Data for the task:
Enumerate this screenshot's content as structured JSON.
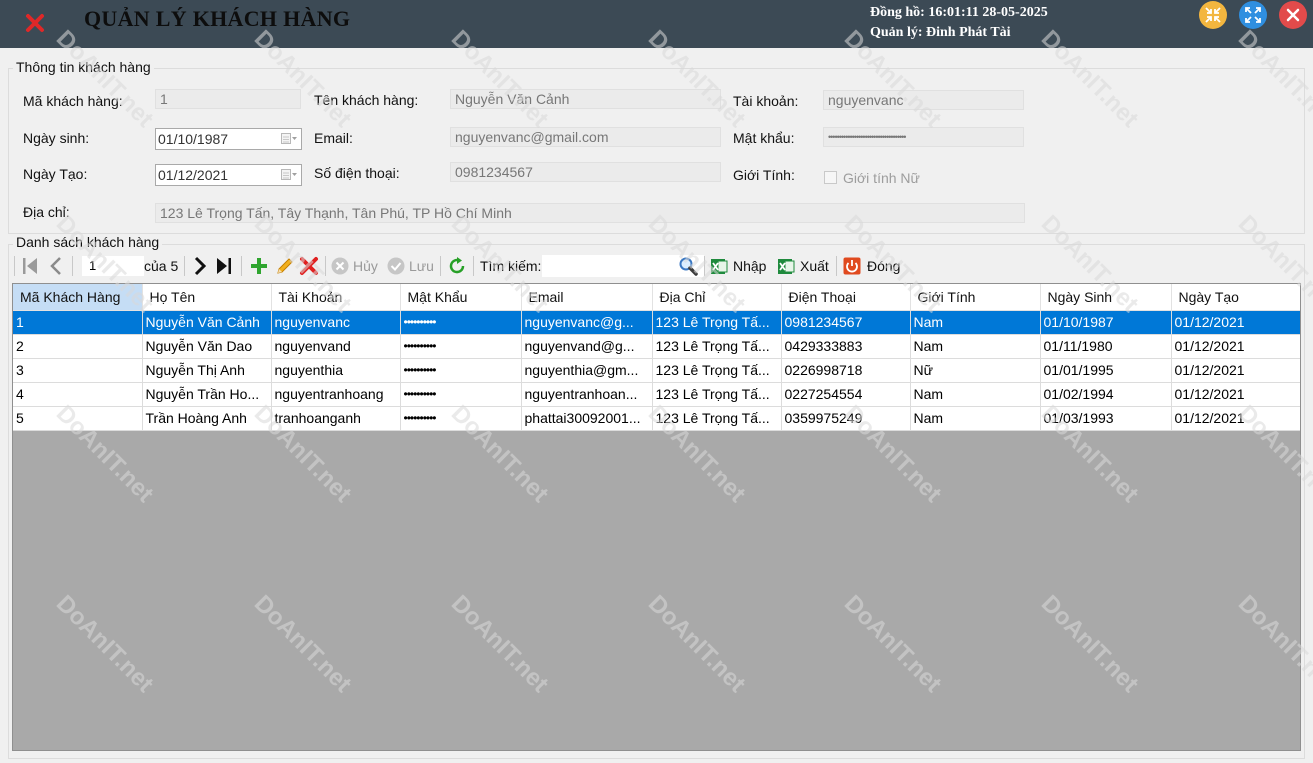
{
  "titlebar": {
    "title": "QUẢN LÝ KHÁCH HÀNG",
    "clock": "Đồng hồ: 16:01:11 28-05-2025",
    "manager": "Quản lý: Đinh Phát Tài"
  },
  "info": {
    "legend": "Thông tin khách hàng",
    "ma_kh_label": "Mã khách hàng:",
    "ma_kh_value": "1",
    "ten_kh_label": "Tên khách hàng:",
    "ten_kh_value": "Nguyễn Văn Cảnh",
    "tai_khoan_label": "Tài khoản:",
    "tai_khoan_value": "nguyenvanc",
    "ngay_sinh_label": "Ngày sinh:",
    "ngay_sinh_value": "01/10/1987",
    "email_label": "Email:",
    "email_value": "nguyenvanc@gmail.com",
    "mat_khau_label": "Mật khẩu:",
    "mat_khau_value": "••••••••••••••••••••••••••••••••••••",
    "ngay_tao_label": "Ngày Tạo:",
    "ngay_tao_value": "01/12/2021",
    "sdt_label": "Số điện thoại:",
    "sdt_value": "0981234567",
    "gioi_tinh_label": "Giới Tính:",
    "gioi_tinh_check": "Giới tính Nữ",
    "dia_chi_label": "Địa chỉ:",
    "dia_chi_value": "123 Lê Trọng Tấn, Tây Thạnh, Tân Phú, TP Hồ Chí Minh"
  },
  "list": {
    "legend": "Danh sách khách hàng"
  },
  "toolbar": {
    "position": "1",
    "of_count": "của 5",
    "cancel": "Hủy",
    "save": "Lưu",
    "search_label": "Tìm kiếm:",
    "import": "Nhập",
    "export": "Xuất",
    "close": "Đóng"
  },
  "grid": {
    "columns": [
      "Mã Khách Hàng",
      "Họ Tên",
      "Tài Khoản",
      "Mật Khẩu",
      "Email",
      "Địa Chỉ",
      "Điện Thoại",
      "Giới Tính",
      "Ngày Sinh",
      "Ngày Tạo"
    ],
    "rows": [
      [
        "1",
        "Nguyễn Văn Cảnh",
        "nguyenvanc",
        "••••••••••",
        "nguyenvanc@g...",
        "123 Lê Trọng Tấ...",
        "0981234567",
        "Nam",
        "01/10/1987",
        "01/12/2021"
      ],
      [
        "2",
        "Nguyễn Văn Dao",
        "nguyenvand",
        "••••••••••",
        "nguyenvand@g...",
        "123 Lê Trọng Tấ...",
        "0429333883",
        "Nam",
        "01/11/1980",
        "01/12/2021"
      ],
      [
        "3",
        "Nguyễn Thị Anh",
        "nguyenthia",
        "••••••••••",
        "nguyenthia@gm...",
        "123 Lê Trọng Tấ...",
        "0226998718",
        "Nữ",
        "01/01/1995",
        "01/12/2021"
      ],
      [
        "4",
        "Nguyễn Trần Ho...",
        "nguyentranhoang",
        "••••••••••",
        "nguyentranhoan...",
        "123 Lê Trọng Tấ...",
        "0227254554",
        "Nam",
        "01/02/1994",
        "01/12/2021"
      ],
      [
        "5",
        "Trần Hoàng Anh",
        "tranhoanganh",
        "••••••••••",
        "phattai30092001...",
        "123 Lê Trọng Tấ...",
        "0359975249",
        "Nam",
        "01/03/1993",
        "01/12/2021"
      ]
    ]
  },
  "watermark": "DoAnIT.net",
  "colors": {
    "titlebar": "#3c4a55",
    "selection": "#0078d7",
    "grid_bg": "#a9a9a9"
  }
}
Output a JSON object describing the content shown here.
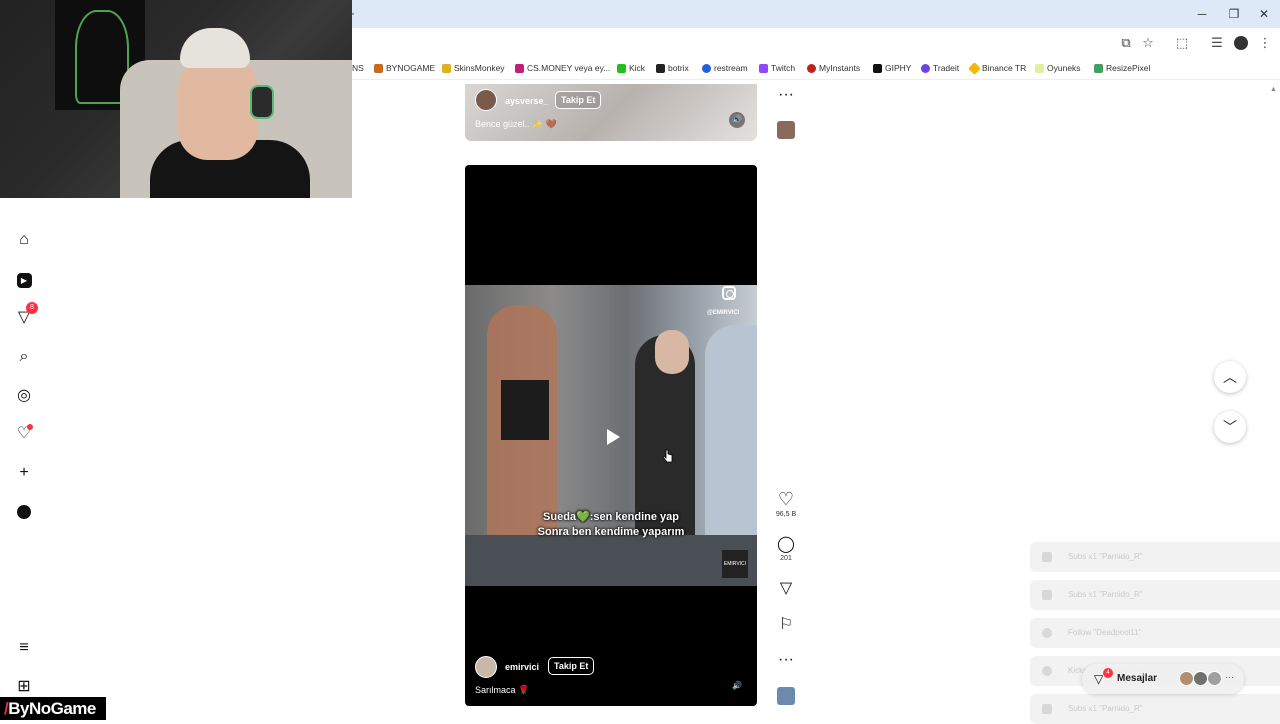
{
  "browser": {
    "new_tab": "+",
    "window_controls": {
      "minimize": "─",
      "maximize": "❐",
      "close": "✕"
    },
    "toolbar_icons": [
      "screen-cast-icon",
      "star-icon",
      "extensions-icon",
      "media-icon",
      "more-icon"
    ],
    "bookmarks": [
      {
        "label": "NS",
        "color": "#ffffff"
      },
      {
        "label": "BYNOGAME",
        "color": "#c96b1e"
      },
      {
        "label": "SkinsMonkey",
        "color": "#e0b020"
      },
      {
        "label": "CS.MONEY veya ey...",
        "color": "#c0207a"
      },
      {
        "label": "Kick",
        "color": "#20c020"
      },
      {
        "label": "botrix",
        "color": "#222222"
      },
      {
        "label": "restream",
        "color": "#2060e0"
      },
      {
        "label": "Twitch",
        "color": "#9146ff"
      },
      {
        "label": "MyInstants",
        "color": "#c02020"
      },
      {
        "label": "GIPHY",
        "color": "#111111"
      },
      {
        "label": "Tradeit",
        "color": "#7040e0"
      },
      {
        "label": "Binance TR",
        "color": "#f0b90b"
      },
      {
        "label": "Oyuneks",
        "color": "#e0f0a0"
      },
      {
        "label": "ResizePixel",
        "color": "#40a060"
      }
    ]
  },
  "nav": {
    "items": [
      {
        "name": "home",
        "glyph": "⌂"
      },
      {
        "name": "reels",
        "glyph": "▶"
      },
      {
        "name": "direct",
        "glyph": "▽",
        "badge": "8"
      },
      {
        "name": "search",
        "glyph": "⌕"
      },
      {
        "name": "explore",
        "glyph": "◎"
      },
      {
        "name": "notifications",
        "glyph": "♡"
      },
      {
        "name": "create",
        "glyph": "+"
      }
    ],
    "menu_glyph": "≡",
    "more_glyph": "⊞"
  },
  "brand": {
    "prefix": "/",
    "name": "ByNoGame"
  },
  "post1": {
    "username": "aysverse_",
    "follow": "Takip Et",
    "caption": "Bence güzel.. ✨ 🤎",
    "sound": "🔊"
  },
  "post2": {
    "watermark": "@EMIRVICI",
    "subtitle_line1": "Sueda💚:sen kendine yap",
    "subtitle_line2": "Sonra ben kendime yaparım",
    "logo_text": "EMIRVICI",
    "username": "emirvici",
    "follow": "Takip Et",
    "caption": "Sarılmaca 🌹",
    "sound": "🔊"
  },
  "actions": {
    "more": "···",
    "like": "♡",
    "likes_count": "96,5 B",
    "comment": "◯",
    "comments_count": "201",
    "share": "▽",
    "save": "⚐"
  },
  "scroll": {
    "up": "︿",
    "down": "﹀"
  },
  "alerts": [
    "Subs x1 \"Parnido_R\"",
    "Subs x1 \"Parnido_R\"",
    "Follow \"Deadpool11\"",
    "Kicks x1 \"Yaymail_34\"",
    "Subs x1 \"Parnido_R\""
  ],
  "messages": {
    "label": "Mesajlar",
    "badge": "4",
    "more": "···"
  }
}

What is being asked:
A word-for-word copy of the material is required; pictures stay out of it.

Expected output:
Enumerate this screenshot's content as structured JSON.
{
  "titlebar": {
    "title": "QUẢN LÝ KHÁCH HÀNG",
    "clock": "Đồng hồ: 16:01:11 28-05-2025",
    "manager": "Quản lý: Đinh Phát Tài"
  },
  "info": {
    "legend": "Thông tin khách hàng",
    "ma_kh_label": "Mã khách hàng:",
    "ma_kh_value": "1",
    "ten_kh_label": "Tên khách hàng:",
    "ten_kh_value": "Nguyễn Văn Cảnh",
    "tai_khoan_label": "Tài khoản:",
    "tai_khoan_value": "nguyenvanc",
    "ngay_sinh_label": "Ngày sinh:",
    "ngay_sinh_value": "01/10/1987",
    "email_label": "Email:",
    "email_value": "nguyenvanc@gmail.com",
    "mat_khau_label": "Mật khẩu:",
    "mat_khau_value": "••••••••••••••••••••••••••••••••••••",
    "ngay_tao_label": "Ngày Tạo:",
    "ngay_tao_value": "01/12/2021",
    "sdt_label": "Số điện thoại:",
    "sdt_value": "0981234567",
    "gioi_tinh_label": "Giới Tính:",
    "gioi_tinh_check": "Giới tính Nữ",
    "dia_chi_label": "Địa chỉ:",
    "dia_chi_value": "123 Lê Trọng Tấn, Tây Thạnh, Tân Phú, TP Hồ Chí Minh"
  },
  "list": {
    "legend": "Danh sách khách hàng"
  },
  "toolbar": {
    "position": "1",
    "of_count": "của 5",
    "cancel": "Hủy",
    "save": "Lưu",
    "search_label": "Tìm kiếm:",
    "import": "Nhập",
    "export": "Xuất",
    "close": "Đóng"
  },
  "grid": {
    "columns": [
      "Mã Khách Hàng",
      "Họ Tên",
      "Tài Khoản",
      "Mật Khẩu",
      "Email",
      "Địa Chỉ",
      "Điện Thoại",
      "Giới Tính",
      "Ngày Sinh",
      "Ngày Tạo"
    ],
    "rows": [
      [
        "1",
        "Nguyễn Văn Cảnh",
        "nguyenvanc",
        "••••••••••",
        "nguyenvanc@g...",
        "123 Lê Trọng Tấ...",
        "0981234567",
        "Nam",
        "01/10/1987",
        "01/12/2021"
      ],
      [
        "2",
        "Nguyễn Văn Dao",
        "nguyenvand",
        "••••••••••",
        "nguyenvand@g...",
        "123 Lê Trọng Tấ...",
        "0429333883",
        "Nam",
        "01/11/1980",
        "01/12/2021"
      ],
      [
        "3",
        "Nguyễn Thị Anh",
        "nguyenthia",
        "••••••••••",
        "nguyenthia@gm...",
        "123 Lê Trọng Tấ...",
        "0226998718",
        "Nữ",
        "01/01/1995",
        "01/12/2021"
      ],
      [
        "4",
        "Nguyễn Trần Ho...",
        "nguyentranhoang",
        "••••••••••",
        "nguyentranhoan...",
        "123 Lê Trọng Tấ...",
        "0227254554",
        "Nam",
        "01/02/1994",
        "01/12/2021"
      ],
      [
        "5",
        "Trần Hoàng Anh",
        "tranhoanganh",
        "••••••••••",
        "phattai30092001...",
        "123 Lê Trọng Tấ...",
        "0359975249",
        "Nam",
        "01/03/1993",
        "01/12/2021"
      ]
    ]
  },
  "watermark": "DoAnIT.net",
  "colors": {
    "titlebar": "#3c4a55",
    "selection": "#0078d7",
    "grid_bg": "#a9a9a9"
  }
}
Output a JSON object describing the content shown here.
{
  "browser": {
    "new_tab": "+",
    "window_controls": {
      "minimize": "─",
      "maximize": "❐",
      "close": "✕"
    },
    "toolbar_icons": [
      "screen-cast-icon",
      "star-icon",
      "extensions-icon",
      "media-icon",
      "more-icon"
    ],
    "bookmarks": [
      {
        "label": "NS",
        "color": "#ffffff"
      },
      {
        "label": "BYNOGAME",
        "color": "#c96b1e"
      },
      {
        "label": "SkinsMonkey",
        "color": "#e0b020"
      },
      {
        "label": "CS.MONEY veya ey...",
        "color": "#c0207a"
      },
      {
        "label": "Kick",
        "color": "#20c020"
      },
      {
        "label": "botrix",
        "color": "#222222"
      },
      {
        "label": "restream",
        "color": "#2060e0"
      },
      {
        "label": "Twitch",
        "color": "#9146ff"
      },
      {
        "label": "MyInstants",
        "color": "#c02020"
      },
      {
        "label": "GIPHY",
        "color": "#111111"
      },
      {
        "label": "Tradeit",
        "color": "#7040e0"
      },
      {
        "label": "Binance TR",
        "color": "#f0b90b"
      },
      {
        "label": "Oyuneks",
        "color": "#e0f0a0"
      },
      {
        "label": "ResizePixel",
        "color": "#40a060"
      }
    ]
  },
  "nav": {
    "items": [
      {
        "name": "home",
        "glyph": "⌂"
      },
      {
        "name": "reels",
        "glyph": "▶"
      },
      {
        "name": "direct",
        "glyph": "▽",
        "badge": "8"
      },
      {
        "name": "search",
        "glyph": "⌕"
      },
      {
        "name": "explore",
        "glyph": "◎"
      },
      {
        "name": "notifications",
        "glyph": "♡"
      },
      {
        "name": "create",
        "glyph": "+"
      }
    ],
    "menu_glyph": "≡",
    "more_glyph": "⊞"
  },
  "brand": {
    "prefix": "/",
    "name": "ByNoGame"
  },
  "post1": {
    "username": "aysverse_",
    "follow": "Takip Et",
    "caption": "Bence güzel.. ✨ 🤎",
    "sound": "🔊"
  },
  "post2": {
    "watermark": "@EMIRVICI",
    "subtitle_line1": "Sueda💚:sen kendine yap",
    "subtitle_line2": "Sonra ben kendime yaparım",
    "logo_text": "EMIRVICI",
    "username": "emirvici",
    "follow": "Takip Et",
    "caption": "Sarılmaca 🌹",
    "sound": "🔊"
  },
  "actions": {
    "more": "···",
    "like": "♡",
    "likes_count": "96,5 B",
    "comment": "◯",
    "comments_count": "201",
    "share": "▽",
    "save": "⚐"
  },
  "scroll": {
    "up": "︿",
    "down": "﹀"
  },
  "alerts": [
    "Subs x1 \"Parnido_R\"",
    "Subs x1 \"Parnido_R\"",
    "Follow \"Deadpool11\"",
    "Kicks x1 \"Yaymail_34\"",
    "Subs x1 \"Parnido_R\""
  ],
  "messages": {
    "label": "Mesajlar",
    "badge": "4",
    "more": "···"
  }
}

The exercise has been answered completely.